Given the indoctrination of summer camps and United Nations-run schools, where holy war against Israel is taught, there are far more videos that show children expressing the desire to be a shahid, a martyr, as that is praised as their highest calling. Many of those videos are broadcast on Palestinian television.
Furthering the “we don’t grow up” theme, the speaker said that the median age in Gaza is 18. In Israel it is 30, in much of the Western world it is 40. He asked why the Gazan median age would be so young, and said it was because of Israeli actions against the people of Gaza. After all, many of those in attendance had posters claiming Israel is doing a genocide in Gaza.
But in 2003, the median age in Gaza was 15. That’s before the current standoff with Hamas and the blockade of dual-use materials that Hamas could use to foment war.
Why, then, is the median age so low?
Demographers point out that Gaza has a fertility rate among the highest in the world. In 1991, there were 8.3 children per woman in Gaza, it is now just under 4 — far higher than in Israel. In many European countries, it is below the population replacement rate of 2.2.
Culturally, employers in Gaza pay men more as the family has more children, and Hamas has encouraged high birthrates to produce soldiers against Israel.
Another key indicator that bursts the median age argument regarding genocide is life expectancy. In Gaza, in 2022 it was 75.4 years for women, 73.2 years for men. That’s higher than in Iran, Syria, Egypt, Morocco, Mexico or Russia, among others. According to CIA statistics, it’s 122nd out of 227 countries and territories.
Three levels of incitement
Most of the chants at the rally were similar to those used 20 years ago at protests over the Second Intifada. Some of the most extreme ones heard around the world in recent days were not present at UAB. At the Sydney Opera House in Australia, rally-goers chanted “gas the Jews.”
On many college campuses, especially in the northeast, there have been calls to “globalize the Intifada,” the waves of violence against civilian targets. During the Second Intifada, over 1100 Israelis, almost 80 percent of them civilians, were killed in places like bus stops, pizzerias and at a Passover Seder in a hotel ballroom. “Globalize the Intifada” is a call for terrorism worldwide.
“Resistance is justified when people are occupied”
This common phrase is used to justify what Hamas did on Oct. 7, as “any means possible” is acceptable in fighting occupation. Some activists insist that there is no such thing as an Israeli civilian, because no occupier can be claimed as a civilian.
Claiming that Jews are a foreign implant in the land of Israel, the historic homeland of the Jewish people, is a denial and erasure of 3500 years of Jewish history and presence in the land, and therefore antisemitic.

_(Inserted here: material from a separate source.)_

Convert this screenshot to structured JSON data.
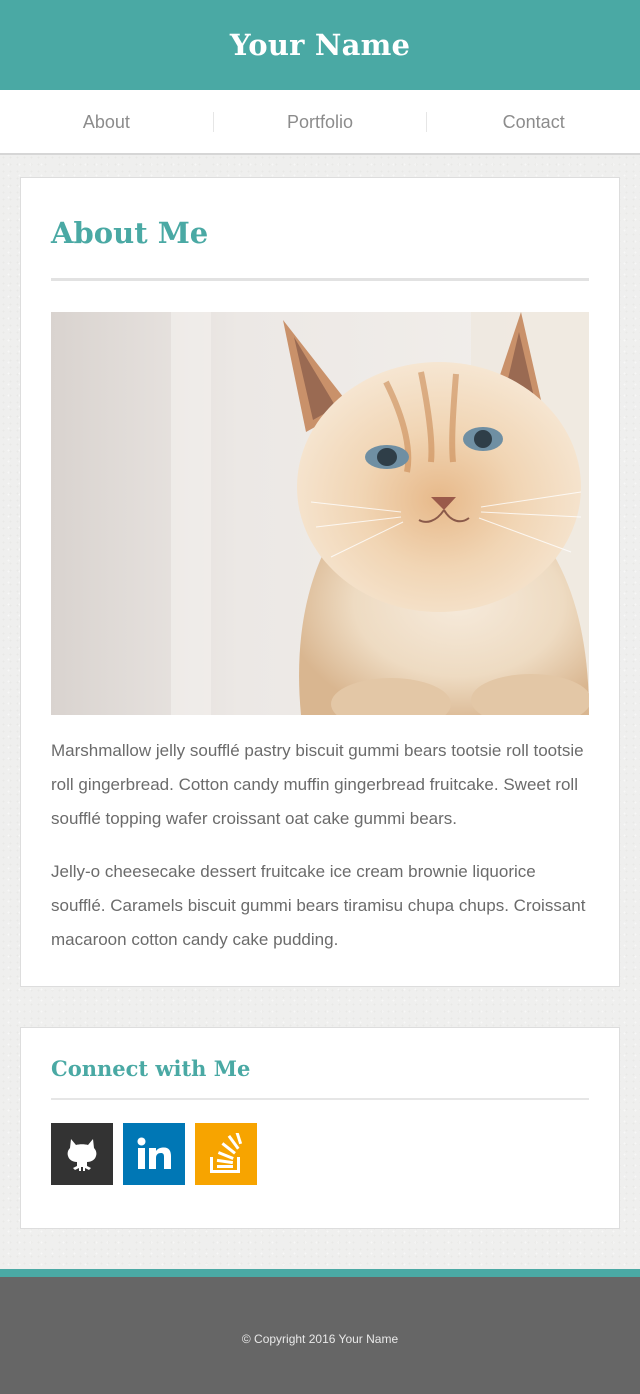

A couple posters at the rally defiantly said that anyone expecting them to condemn Hamas needs to condemn Israel 100 times first.
“From the river to the sea, Palestine will be free”
This is widely seen as a call to Jewish genocide. While many activists say it merely talks about a one state solution where Jews would still be allowed to live, it erases the entire concept of a Jewish homeland.
Besides, as Oct. 7 showed, that sort of cooperation is not based in reality. PA President Mahmoud Abbas has repeatedly insisted that a future Palestinian state would be devoid of any Jews. The Hamas charter calls for the complete elimination of Israel and references eliminating the Jewish presence. For Israelis, Oct. 7 was a demonstration of how Hamas would like to accomplish that.
“Khaybar Khaybar, ya yahud, Jaish Muhammad, sa yahud”
This chant, which was heard at UAB, can be translated as “Jews, remember the battle of Khaybar, the army of Muhammad is returning.”
No reference to Israel there.
Instead, what is often an Islamic battle cry against Jews references the battle of Khaybar in 628 C.E., where Mohammed attacked the Jews of Khaybar in Arabia for “acts of treachery.” Much of the Jewish community was killed, the rest were expelled or subjugated.
In Britain, there have been arrests for stirring racial hatred when that slogan has been used at rallies.